**Source data**
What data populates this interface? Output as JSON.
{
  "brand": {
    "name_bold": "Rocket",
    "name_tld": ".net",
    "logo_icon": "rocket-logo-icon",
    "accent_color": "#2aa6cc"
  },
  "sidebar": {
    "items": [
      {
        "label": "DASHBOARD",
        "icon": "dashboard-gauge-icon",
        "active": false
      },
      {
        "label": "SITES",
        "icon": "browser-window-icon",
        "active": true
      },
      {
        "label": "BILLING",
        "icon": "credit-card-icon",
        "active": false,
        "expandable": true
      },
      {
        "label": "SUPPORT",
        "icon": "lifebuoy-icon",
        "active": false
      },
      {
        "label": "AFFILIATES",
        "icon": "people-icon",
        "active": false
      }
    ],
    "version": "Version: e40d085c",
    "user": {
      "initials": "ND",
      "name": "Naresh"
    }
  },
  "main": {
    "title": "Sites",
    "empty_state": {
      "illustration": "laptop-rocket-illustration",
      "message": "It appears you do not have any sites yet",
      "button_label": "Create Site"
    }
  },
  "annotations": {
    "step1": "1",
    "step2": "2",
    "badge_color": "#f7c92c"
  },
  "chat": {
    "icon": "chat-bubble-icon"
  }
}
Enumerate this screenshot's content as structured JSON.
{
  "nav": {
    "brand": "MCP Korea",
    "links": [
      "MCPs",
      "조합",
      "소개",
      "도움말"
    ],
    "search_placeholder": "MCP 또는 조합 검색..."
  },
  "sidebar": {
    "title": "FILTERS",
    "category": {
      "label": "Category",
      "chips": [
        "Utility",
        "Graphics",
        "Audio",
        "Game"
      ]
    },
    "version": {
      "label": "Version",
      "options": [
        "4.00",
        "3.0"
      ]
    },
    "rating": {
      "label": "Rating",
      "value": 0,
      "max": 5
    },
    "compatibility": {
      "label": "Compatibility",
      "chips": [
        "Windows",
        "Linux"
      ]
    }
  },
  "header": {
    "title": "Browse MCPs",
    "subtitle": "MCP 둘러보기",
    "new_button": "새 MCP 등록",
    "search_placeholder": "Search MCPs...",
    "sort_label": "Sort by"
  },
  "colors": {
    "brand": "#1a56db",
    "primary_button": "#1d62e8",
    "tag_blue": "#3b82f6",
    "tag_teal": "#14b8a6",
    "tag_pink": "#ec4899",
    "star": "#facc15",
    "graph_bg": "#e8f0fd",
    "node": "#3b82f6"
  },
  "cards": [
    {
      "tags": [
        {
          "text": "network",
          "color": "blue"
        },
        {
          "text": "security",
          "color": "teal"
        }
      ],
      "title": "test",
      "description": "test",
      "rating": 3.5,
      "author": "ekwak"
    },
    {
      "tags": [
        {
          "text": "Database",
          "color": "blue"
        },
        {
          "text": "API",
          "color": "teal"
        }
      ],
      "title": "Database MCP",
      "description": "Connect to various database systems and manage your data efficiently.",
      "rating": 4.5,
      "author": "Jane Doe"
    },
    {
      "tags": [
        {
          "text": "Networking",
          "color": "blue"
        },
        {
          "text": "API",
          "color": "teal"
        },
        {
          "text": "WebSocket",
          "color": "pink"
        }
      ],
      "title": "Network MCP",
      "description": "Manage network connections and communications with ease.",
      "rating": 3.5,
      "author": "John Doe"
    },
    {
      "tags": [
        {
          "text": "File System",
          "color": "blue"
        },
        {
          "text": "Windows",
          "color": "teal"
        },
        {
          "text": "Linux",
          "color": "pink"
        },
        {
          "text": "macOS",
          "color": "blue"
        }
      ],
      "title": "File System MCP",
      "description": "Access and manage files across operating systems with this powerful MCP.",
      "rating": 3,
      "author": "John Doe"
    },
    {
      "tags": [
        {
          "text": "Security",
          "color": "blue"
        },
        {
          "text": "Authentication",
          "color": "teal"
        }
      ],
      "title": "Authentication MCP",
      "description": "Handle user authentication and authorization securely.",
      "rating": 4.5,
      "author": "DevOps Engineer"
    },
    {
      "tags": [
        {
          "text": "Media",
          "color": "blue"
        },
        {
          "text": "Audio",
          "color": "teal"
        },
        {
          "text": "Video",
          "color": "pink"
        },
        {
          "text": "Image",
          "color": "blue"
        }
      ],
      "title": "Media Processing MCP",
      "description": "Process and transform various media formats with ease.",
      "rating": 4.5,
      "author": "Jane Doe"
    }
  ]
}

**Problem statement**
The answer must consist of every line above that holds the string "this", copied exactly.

**Solution to the exercise**
What data populates this interface? Output as JSON.
Enumerate this screenshot's content as structured JSON.
      "description": "Access and manage files across operating systems with this powerful MCP.",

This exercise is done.